▶ [WORK INSTRUCTION]: Each line of the listing below containing the word "heading" should be returned.

▶ [RECORDS TO USE]:
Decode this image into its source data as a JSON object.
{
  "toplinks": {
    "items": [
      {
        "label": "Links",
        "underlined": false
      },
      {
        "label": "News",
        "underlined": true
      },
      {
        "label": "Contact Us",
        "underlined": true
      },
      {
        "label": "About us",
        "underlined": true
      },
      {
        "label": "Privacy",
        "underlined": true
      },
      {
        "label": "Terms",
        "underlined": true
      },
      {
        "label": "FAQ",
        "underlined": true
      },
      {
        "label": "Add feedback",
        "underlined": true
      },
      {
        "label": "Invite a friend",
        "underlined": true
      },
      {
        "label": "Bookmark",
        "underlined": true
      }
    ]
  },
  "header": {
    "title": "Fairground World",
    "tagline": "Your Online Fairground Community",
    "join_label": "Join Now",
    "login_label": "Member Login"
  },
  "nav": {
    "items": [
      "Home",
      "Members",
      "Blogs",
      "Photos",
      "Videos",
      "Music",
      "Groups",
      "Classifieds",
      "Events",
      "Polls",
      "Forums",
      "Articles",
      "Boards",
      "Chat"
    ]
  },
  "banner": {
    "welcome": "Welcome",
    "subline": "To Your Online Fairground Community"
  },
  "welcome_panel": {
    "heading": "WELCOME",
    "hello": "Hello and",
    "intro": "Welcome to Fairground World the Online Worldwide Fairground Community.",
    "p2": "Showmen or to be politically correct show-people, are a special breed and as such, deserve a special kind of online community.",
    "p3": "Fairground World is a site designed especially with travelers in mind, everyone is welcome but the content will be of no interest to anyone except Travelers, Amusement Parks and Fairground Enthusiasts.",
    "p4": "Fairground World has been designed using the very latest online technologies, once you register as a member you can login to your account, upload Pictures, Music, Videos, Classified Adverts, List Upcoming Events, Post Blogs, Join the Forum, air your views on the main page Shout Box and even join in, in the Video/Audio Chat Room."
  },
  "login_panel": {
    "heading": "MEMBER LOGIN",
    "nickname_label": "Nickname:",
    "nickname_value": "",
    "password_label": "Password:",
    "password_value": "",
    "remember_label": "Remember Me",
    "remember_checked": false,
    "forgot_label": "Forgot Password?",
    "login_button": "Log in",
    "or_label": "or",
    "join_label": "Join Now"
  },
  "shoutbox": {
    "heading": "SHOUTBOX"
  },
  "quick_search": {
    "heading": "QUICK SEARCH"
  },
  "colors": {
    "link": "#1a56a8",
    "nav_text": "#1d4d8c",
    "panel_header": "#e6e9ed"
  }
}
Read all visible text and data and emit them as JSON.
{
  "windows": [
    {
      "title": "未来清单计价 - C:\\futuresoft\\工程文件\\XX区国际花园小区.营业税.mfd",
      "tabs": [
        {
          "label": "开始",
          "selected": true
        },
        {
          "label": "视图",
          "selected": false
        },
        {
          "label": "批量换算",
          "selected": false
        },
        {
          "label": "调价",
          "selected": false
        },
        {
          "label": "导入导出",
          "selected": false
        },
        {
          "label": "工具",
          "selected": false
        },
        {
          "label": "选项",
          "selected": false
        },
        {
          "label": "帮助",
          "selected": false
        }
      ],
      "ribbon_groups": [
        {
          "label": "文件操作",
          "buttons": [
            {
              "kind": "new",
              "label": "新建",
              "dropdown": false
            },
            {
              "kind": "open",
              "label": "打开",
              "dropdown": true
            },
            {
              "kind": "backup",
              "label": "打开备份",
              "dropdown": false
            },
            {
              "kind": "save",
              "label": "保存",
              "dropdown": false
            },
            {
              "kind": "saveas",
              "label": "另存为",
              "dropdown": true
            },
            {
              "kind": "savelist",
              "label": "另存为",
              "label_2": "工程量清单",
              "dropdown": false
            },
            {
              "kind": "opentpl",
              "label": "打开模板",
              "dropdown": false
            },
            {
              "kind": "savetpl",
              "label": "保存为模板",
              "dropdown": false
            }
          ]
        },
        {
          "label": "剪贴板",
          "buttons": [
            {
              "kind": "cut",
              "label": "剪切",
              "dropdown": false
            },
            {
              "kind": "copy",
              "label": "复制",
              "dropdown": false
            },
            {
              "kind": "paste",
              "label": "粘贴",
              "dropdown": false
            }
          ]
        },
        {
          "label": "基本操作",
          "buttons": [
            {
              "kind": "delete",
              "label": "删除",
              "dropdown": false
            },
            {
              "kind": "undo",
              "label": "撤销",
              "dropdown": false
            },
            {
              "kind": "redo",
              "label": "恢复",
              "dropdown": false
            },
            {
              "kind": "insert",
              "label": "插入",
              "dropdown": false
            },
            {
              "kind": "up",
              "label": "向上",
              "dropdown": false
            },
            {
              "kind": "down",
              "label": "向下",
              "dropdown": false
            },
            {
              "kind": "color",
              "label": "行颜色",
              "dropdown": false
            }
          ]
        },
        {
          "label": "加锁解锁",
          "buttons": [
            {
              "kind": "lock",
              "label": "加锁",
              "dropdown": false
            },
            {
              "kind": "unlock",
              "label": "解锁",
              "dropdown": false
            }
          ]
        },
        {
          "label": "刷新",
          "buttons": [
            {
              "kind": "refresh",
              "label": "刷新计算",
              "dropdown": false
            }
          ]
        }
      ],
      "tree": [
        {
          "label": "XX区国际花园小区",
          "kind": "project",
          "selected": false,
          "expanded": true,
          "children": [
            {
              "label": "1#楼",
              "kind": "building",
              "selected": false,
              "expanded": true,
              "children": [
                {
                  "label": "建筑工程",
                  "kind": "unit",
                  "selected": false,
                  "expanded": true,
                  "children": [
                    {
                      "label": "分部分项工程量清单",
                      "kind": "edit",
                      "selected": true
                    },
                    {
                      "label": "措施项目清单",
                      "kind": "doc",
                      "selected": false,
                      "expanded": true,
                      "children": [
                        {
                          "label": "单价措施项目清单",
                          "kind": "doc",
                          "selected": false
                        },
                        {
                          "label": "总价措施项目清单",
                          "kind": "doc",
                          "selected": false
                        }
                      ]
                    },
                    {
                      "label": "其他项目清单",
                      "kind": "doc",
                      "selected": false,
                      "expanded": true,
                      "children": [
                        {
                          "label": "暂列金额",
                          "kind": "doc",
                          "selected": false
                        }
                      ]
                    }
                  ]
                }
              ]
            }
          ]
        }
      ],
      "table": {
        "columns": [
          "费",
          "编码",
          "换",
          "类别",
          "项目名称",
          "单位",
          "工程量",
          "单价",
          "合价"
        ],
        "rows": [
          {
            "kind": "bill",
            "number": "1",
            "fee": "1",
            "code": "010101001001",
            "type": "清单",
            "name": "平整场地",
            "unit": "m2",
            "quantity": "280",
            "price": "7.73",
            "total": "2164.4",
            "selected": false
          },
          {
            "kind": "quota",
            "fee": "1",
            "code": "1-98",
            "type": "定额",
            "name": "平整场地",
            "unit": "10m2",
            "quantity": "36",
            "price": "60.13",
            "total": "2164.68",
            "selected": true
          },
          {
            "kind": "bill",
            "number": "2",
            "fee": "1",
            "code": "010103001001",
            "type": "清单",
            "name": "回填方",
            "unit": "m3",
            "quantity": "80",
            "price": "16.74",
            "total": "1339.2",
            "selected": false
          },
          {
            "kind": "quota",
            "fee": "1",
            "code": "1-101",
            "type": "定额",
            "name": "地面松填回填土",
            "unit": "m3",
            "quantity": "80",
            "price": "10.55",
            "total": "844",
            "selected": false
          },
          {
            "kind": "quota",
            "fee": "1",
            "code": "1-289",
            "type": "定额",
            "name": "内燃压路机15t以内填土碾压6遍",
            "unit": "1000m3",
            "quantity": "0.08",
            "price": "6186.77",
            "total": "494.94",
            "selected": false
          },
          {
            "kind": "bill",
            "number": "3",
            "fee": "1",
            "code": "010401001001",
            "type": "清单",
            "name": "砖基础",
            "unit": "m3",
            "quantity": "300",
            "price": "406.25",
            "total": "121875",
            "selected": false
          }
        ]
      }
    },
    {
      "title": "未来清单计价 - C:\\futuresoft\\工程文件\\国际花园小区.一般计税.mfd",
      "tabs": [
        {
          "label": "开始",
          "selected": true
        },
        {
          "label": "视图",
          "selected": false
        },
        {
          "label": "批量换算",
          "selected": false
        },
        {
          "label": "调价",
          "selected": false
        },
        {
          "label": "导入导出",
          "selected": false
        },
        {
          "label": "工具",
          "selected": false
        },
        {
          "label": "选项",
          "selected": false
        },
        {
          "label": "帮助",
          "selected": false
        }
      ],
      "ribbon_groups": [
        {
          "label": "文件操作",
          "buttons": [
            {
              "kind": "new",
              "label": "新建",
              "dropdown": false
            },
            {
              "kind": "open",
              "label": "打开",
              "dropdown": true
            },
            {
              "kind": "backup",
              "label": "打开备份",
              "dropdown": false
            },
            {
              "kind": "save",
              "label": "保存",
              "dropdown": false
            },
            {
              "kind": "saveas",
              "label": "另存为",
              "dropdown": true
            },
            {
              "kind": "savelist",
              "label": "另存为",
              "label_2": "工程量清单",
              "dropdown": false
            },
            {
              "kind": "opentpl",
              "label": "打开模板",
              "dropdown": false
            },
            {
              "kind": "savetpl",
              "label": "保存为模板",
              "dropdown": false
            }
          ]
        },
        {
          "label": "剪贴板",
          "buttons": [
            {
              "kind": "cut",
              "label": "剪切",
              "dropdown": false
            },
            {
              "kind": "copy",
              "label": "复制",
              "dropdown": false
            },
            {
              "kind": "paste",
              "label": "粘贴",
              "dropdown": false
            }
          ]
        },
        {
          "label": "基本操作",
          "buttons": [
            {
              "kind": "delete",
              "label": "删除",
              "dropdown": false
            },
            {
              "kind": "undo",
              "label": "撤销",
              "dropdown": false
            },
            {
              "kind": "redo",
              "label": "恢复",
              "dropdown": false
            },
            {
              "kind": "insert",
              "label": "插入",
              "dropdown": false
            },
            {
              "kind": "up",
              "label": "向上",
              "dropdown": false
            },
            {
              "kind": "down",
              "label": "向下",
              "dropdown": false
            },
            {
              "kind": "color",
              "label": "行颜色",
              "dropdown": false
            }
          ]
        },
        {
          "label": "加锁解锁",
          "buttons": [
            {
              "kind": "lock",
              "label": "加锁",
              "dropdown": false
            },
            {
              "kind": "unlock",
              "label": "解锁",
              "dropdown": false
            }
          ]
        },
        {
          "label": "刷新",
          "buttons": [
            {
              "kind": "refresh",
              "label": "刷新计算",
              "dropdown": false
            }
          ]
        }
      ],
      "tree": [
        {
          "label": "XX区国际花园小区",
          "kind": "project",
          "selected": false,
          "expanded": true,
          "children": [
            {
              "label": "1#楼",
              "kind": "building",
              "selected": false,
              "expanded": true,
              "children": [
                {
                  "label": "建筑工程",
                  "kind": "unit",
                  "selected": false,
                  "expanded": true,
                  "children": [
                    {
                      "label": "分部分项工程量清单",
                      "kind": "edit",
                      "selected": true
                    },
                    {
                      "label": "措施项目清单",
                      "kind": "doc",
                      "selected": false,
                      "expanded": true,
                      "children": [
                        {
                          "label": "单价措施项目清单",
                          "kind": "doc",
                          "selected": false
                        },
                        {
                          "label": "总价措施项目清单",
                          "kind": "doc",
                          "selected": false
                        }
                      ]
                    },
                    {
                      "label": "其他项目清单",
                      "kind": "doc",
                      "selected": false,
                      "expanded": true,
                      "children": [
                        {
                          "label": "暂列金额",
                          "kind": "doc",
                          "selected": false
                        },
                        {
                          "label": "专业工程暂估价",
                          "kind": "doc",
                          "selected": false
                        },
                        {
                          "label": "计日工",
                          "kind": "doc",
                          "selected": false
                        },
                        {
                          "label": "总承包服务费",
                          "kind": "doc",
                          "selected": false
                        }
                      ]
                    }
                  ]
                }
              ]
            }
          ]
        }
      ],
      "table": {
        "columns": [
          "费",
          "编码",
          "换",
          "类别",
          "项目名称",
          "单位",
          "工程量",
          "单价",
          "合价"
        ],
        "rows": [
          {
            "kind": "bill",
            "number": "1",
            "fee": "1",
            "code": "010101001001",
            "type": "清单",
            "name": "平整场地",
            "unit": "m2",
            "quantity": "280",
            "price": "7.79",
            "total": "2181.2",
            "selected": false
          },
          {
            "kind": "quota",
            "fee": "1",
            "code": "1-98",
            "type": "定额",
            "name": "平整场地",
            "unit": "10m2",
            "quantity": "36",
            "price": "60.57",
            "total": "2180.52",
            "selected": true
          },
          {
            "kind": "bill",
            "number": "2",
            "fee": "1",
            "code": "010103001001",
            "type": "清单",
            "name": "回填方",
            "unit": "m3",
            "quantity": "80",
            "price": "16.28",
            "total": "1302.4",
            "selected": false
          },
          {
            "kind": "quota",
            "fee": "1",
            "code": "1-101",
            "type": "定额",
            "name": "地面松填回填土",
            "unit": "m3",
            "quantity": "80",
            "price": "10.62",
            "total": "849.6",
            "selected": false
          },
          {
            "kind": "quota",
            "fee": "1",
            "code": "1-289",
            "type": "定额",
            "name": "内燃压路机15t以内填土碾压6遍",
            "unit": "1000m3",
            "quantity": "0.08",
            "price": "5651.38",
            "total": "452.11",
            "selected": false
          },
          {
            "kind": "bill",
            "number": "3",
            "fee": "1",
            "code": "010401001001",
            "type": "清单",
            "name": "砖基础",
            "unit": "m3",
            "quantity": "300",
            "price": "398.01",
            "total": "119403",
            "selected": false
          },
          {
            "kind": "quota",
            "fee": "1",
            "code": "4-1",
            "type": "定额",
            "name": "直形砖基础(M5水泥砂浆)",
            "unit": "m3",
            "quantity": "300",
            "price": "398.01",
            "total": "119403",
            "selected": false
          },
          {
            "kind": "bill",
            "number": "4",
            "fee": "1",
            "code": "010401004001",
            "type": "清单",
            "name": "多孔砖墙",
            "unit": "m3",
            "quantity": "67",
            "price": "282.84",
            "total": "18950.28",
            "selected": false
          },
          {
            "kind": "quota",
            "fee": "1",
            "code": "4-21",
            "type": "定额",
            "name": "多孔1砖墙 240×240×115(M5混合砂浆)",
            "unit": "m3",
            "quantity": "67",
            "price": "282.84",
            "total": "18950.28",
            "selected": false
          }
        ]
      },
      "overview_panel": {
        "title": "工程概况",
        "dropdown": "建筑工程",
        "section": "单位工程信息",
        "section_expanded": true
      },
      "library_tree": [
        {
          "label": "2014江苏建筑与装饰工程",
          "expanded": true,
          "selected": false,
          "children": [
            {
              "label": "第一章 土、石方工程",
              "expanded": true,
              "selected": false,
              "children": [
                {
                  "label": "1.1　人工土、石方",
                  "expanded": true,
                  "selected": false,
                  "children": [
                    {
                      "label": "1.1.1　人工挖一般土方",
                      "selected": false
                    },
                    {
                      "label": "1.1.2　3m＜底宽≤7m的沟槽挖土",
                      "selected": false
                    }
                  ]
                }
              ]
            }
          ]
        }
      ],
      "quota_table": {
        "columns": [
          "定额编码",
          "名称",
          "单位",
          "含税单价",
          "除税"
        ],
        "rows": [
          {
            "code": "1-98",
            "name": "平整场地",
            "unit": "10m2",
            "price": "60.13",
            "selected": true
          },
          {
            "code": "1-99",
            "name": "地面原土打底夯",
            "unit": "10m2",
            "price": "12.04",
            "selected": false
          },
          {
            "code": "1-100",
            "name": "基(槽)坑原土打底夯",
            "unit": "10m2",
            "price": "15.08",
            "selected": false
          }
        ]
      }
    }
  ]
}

▶ [TASK SOLUTION]:
    "heading": "WELCOME",
    "heading": "MEMBER LOGIN",
    "heading": "SHOUTBOX"
    "heading": "QUICK SEARCH"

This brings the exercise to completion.